▶ [WHAT IS EXPECTED] Could you write out the whole listing exactly as it appears?
◇ ◇ ◇ ◇
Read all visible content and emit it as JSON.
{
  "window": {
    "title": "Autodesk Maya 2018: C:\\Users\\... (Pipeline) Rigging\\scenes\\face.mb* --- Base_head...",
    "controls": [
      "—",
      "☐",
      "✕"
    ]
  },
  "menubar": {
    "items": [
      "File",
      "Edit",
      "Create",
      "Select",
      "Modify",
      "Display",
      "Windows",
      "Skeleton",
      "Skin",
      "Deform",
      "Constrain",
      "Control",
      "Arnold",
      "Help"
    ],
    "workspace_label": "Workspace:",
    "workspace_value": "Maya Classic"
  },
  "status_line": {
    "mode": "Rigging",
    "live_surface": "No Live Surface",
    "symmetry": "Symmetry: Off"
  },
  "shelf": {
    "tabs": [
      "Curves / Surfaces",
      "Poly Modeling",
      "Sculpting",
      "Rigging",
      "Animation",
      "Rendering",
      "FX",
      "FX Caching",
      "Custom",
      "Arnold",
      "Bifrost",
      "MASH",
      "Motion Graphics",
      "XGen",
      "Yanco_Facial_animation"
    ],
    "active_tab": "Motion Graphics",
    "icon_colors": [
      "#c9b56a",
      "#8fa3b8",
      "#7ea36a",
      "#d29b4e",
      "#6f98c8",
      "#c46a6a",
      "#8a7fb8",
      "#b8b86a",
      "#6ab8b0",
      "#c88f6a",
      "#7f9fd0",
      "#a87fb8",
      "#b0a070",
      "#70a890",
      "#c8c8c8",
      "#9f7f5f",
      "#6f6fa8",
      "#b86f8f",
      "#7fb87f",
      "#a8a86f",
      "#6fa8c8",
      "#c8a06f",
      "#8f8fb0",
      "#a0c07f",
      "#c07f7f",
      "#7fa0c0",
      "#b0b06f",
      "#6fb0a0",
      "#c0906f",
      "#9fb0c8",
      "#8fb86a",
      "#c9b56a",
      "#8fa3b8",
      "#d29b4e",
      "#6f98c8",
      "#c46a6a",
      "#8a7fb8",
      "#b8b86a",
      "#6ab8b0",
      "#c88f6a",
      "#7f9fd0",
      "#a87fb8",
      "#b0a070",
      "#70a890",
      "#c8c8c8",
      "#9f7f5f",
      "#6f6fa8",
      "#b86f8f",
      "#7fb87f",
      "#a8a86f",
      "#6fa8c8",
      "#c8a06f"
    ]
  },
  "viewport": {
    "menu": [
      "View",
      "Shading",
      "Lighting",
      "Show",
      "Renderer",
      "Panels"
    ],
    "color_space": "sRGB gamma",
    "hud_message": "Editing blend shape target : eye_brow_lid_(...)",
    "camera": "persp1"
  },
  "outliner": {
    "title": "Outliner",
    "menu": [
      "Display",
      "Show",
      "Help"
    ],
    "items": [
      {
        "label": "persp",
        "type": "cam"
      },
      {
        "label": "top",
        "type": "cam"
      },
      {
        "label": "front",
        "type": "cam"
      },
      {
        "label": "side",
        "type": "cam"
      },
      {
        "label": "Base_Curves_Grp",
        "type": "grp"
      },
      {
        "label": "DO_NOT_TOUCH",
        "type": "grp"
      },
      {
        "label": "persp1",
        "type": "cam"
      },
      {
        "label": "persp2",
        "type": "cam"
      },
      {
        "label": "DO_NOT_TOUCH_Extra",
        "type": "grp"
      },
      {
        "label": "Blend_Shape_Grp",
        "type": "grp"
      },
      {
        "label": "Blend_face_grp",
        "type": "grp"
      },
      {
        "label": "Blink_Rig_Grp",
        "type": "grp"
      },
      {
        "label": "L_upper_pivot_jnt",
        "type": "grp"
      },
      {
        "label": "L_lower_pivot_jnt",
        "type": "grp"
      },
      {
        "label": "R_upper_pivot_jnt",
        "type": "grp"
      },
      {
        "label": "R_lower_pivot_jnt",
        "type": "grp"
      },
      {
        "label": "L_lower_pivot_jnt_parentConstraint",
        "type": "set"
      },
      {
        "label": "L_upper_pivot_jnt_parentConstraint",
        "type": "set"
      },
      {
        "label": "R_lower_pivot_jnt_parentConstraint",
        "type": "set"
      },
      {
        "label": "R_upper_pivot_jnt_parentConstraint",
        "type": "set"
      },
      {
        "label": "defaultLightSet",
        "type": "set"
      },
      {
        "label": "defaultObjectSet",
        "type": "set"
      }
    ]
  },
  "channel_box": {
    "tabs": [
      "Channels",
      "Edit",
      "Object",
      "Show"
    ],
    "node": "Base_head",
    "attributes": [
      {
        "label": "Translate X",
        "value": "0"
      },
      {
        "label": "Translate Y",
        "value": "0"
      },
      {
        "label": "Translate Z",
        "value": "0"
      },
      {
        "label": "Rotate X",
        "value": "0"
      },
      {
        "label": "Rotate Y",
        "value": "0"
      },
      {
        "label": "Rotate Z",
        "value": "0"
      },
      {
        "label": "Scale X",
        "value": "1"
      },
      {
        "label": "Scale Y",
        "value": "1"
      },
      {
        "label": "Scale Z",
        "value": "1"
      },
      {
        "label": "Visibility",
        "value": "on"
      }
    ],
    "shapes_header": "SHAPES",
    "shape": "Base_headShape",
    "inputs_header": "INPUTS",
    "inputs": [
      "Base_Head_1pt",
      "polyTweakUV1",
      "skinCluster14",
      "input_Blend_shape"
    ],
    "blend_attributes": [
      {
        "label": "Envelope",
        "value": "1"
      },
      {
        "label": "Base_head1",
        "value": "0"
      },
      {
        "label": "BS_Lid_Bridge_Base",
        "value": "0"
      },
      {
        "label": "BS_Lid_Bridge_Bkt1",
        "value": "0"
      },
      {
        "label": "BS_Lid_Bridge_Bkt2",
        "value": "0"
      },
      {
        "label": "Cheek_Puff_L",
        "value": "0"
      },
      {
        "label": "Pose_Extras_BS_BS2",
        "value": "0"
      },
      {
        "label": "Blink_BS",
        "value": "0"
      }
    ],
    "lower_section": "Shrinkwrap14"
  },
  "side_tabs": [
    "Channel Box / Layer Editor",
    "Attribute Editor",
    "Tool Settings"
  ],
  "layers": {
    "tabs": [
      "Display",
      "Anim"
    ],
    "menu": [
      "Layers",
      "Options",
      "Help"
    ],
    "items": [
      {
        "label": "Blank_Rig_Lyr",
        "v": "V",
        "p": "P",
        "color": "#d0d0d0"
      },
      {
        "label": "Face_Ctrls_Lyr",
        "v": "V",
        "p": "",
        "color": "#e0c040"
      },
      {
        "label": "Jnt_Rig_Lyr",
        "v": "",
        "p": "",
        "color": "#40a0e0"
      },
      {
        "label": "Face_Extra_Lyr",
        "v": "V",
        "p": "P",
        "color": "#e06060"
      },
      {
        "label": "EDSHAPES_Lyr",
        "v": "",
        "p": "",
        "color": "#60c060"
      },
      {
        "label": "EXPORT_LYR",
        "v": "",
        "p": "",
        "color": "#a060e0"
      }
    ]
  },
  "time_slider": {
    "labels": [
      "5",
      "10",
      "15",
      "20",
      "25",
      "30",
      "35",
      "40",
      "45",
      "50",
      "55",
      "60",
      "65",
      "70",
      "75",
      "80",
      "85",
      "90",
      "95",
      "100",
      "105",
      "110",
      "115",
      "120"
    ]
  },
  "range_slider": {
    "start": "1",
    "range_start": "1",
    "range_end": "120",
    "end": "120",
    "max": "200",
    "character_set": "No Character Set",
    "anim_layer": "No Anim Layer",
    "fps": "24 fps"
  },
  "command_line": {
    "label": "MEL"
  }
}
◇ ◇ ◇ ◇
▶ [TASK SOLUTION]
Read all visible content and emit it as JSON.
{
  "window": {
    "title": "Autodesk Maya 2018: C:\\Users\\... (Pipeline) Rigging\\scenes\\face.mb* --- Base_head...",
    "controls": [
      "—",
      "☐",
      "✕"
    ]
  },
  "menubar": {
    "items": [
      "File",
      "Edit",
      "Create",
      "Select",
      "Modify",
      "Display",
      "Windows",
      "Skeleton",
      "Skin",
      "Deform",
      "Constrain",
      "Control",
      "Arnold",
      "Help"
    ],
    "workspace_label": "Workspace:",
    "workspace_value": "Maya Classic"
  },
  "status_line": {
    "mode": "Rigging",
    "live_surface": "No Live Surface",
    "symmetry": "Symmetry: Off"
  },
  "shelf": {
    "tabs": [
      "Curves / Surfaces",
      "Poly Modeling",
      "Sculpting",
      "Rigging",
      "Animation",
      "Rendering",
      "FX",
      "FX Caching",
      "Custom",
      "Arnold",
      "Bifrost",
      "MASH",
      "Motion Graphics",
      "XGen",
      "Yanco_Facial_animation"
    ],
    "active_tab": "Motion Graphics",
    "icon_colors": [
      "#c9b56a",
      "#8fa3b8",
      "#7ea36a",
      "#d29b4e",
      "#6f98c8",
      "#c46a6a",
      "#8a7fb8",
      "#b8b86a",
      "#6ab8b0",
      "#c88f6a",
      "#7f9fd0",
      "#a87fb8",
      "#b0a070",
      "#70a890",
      "#c8c8c8",
      "#9f7f5f",
      "#6f6fa8",
      "#b86f8f",
      "#7fb87f",
      "#a8a86f",
      "#6fa8c8",
      "#c8a06f",
      "#8f8fb0",
      "#a0c07f",
      "#c07f7f",
      "#7fa0c0",
      "#b0b06f",
      "#6fb0a0",
      "#c0906f",
      "#9fb0c8",
      "#8fb86a",
      "#c9b56a",
      "#8fa3b8",
      "#d29b4e",
      "#6f98c8",
      "#c46a6a",
      "#8a7fb8",
      "#b8b86a",
      "#6ab8b0",
      "#c88f6a",
      "#7f9fd0",
      "#a87fb8",
      "#b0a070",
      "#70a890",
      "#c8c8c8",
      "#9f7f5f",
      "#6f6fa8",
      "#b86f8f",
      "#7fb87f",
      "#a8a86f",
      "#6fa8c8",
      "#c8a06f"
    ]
  },
  "viewport": {
    "menu": [
      "View",
      "Shading",
      "Lighting",
      "Show",
      "Renderer",
      "Panels"
    ],
    "color_space": "sRGB gamma",
    "hud_message": "Editing blend shape target : eye_brow_lid_(...)",
    "camera": "persp1"
  },
  "outliner": {
    "title": "Outliner",
    "menu": [
      "Display",
      "Show",
      "Help"
    ],
    "items": [
      {
        "label": "persp",
        "type": "cam"
      },
      {
        "label": "top",
        "type": "cam"
      },
      {
        "label": "front",
        "type": "cam"
      },
      {
        "label": "side",
        "type": "cam"
      },
      {
        "label": "Base_Curves_Grp",
        "type": "grp"
      },
      {
        "label": "DO_NOT_TOUCH",
        "type": "grp"
      },
      {
        "label": "persp1",
        "type": "cam"
      },
      {
        "label": "persp2",
        "type": "cam"
      },
      {
        "label": "DO_NOT_TOUCH_Extra",
        "type": "grp"
      },
      {
        "label": "Blend_Shape_Grp",
        "type": "grp"
      },
      {
        "label": "Blend_face_grp",
        "type": "grp"
      },
      {
        "label": "Blink_Rig_Grp",
        "type": "grp"
      },
      {
        "label": "L_upper_pivot_jnt",
        "type": "grp"
      },
      {
        "label": "L_lower_pivot_jnt",
        "type": "grp"
      },
      {
        "label": "R_upper_pivot_jnt",
        "type": "grp"
      },
      {
        "label": "R_lower_pivot_jnt",
        "type": "grp"
      },
      {
        "label": "L_lower_pivot_jnt_parentConstraint",
        "type": "set"
      },
      {
        "label": "L_upper_pivot_jnt_parentConstraint",
        "type": "set"
      },
      {
        "label": "R_lower_pivot_jnt_parentConstraint",
        "type": "set"
      },
      {
        "label": "R_upper_pivot_jnt_parentConstraint",
        "type": "set"
      },
      {
        "label": "defaultLightSet",
        "type": "set"
      },
      {
        "label": "defaultObjectSet",
        "type": "set"
      }
    ]
  },
  "channel_box": {
    "tabs": [
      "Channels",
      "Edit",
      "Object",
      "Show"
    ],
    "node": "Base_head",
    "attributes": [
      {
        "label": "Translate X",
        "value": "0"
      },
      {
        "label": "Translate Y",
        "value": "0"
      },
      {
        "label": "Translate Z",
        "value": "0"
      },
      {
        "label": "Rotate X",
        "value": "0"
      },
      {
        "label": "Rotate Y",
        "value": "0"
      },
      {
        "label": "Rotate Z",
        "value": "0"
      },
      {
        "label": "Scale X",
        "value": "1"
      },
      {
        "label": "Scale Y",
        "value": "1"
      },
      {
        "label": "Scale Z",
        "value": "1"
      },
      {
        "label": "Visibility",
        "value": "on"
      }
    ],
    "shapes_header": "SHAPES",
    "shape": "Base_headShape",
    "inputs_header": "INPUTS",
    "inputs": [
      "Base_Head_1pt",
      "polyTweakUV1",
      "skinCluster14",
      "input_Blend_shape"
    ],
    "blend_attributes": [
      {
        "label": "Envelope",
        "value": "1"
      },
      {
        "label": "Base_head1",
        "value": "0"
      },
      {
        "label": "BS_Lid_Bridge_Base",
        "value": "0"
      },
      {
        "label": "BS_Lid_Bridge_Bkt1",
        "value": "0"
      },
      {
        "label": "BS_Lid_Bridge_Bkt2",
        "value": "0"
      },
      {
        "label": "Cheek_Puff_L",
        "value": "0"
      },
      {
        "label": "Pose_Extras_BS_BS2",
        "value": "0"
      },
      {
        "label": "Blink_BS",
        "value": "0"
      }
    ],
    "lower_section": "Shrinkwrap14"
  },
  "side_tabs": [
    "Channel Box / Layer Editor",
    "Attribute Editor",
    "Tool Settings"
  ],
  "layers": {
    "tabs": [
      "Display",
      "Anim"
    ],
    "menu": [
      "Layers",
      "Options",
      "Help"
    ],
    "items": [
      {
        "label": "Blank_Rig_Lyr",
        "v": "V",
        "p": "P",
        "color": "#d0d0d0"
      },
      {
        "label": "Face_Ctrls_Lyr",
        "v": "V",
        "p": "",
        "color": "#e0c040"
      },
      {
        "label": "Jnt_Rig_Lyr",
        "v": "",
        "p": "",
        "color": "#40a0e0"
      },
      {
        "label": "Face_Extra_Lyr",
        "v": "V",
        "p": "P",
        "color": "#e06060"
      },
      {
        "label": "EDSHAPES_Lyr",
        "v": "",
        "p": "",
        "color": "#60c060"
      },
      {
        "label": "EXPORT_LYR",
        "v": "",
        "p": "",
        "color": "#a060e0"
      }
    ]
  },
  "time_slider": {
    "labels": [
      "5",
      "10",
      "15",
      "20",
      "25",
      "30",
      "35",
      "40",
      "45",
      "50",
      "55",
      "60",
      "65",
      "70",
      "75",
      "80",
      "85",
      "90",
      "95",
      "100",
      "105",
      "110",
      "115",
      "120"
    ]
  },
  "range_slider": {
    "start": "1",
    "range_start": "1",
    "range_end": "120",
    "end": "120",
    "max": "200",
    "character_set": "No Character Set",
    "anim_layer": "No Anim Layer",
    "fps": "24 fps"
  },
  "command_line": {
    "label": "MEL"
  }
}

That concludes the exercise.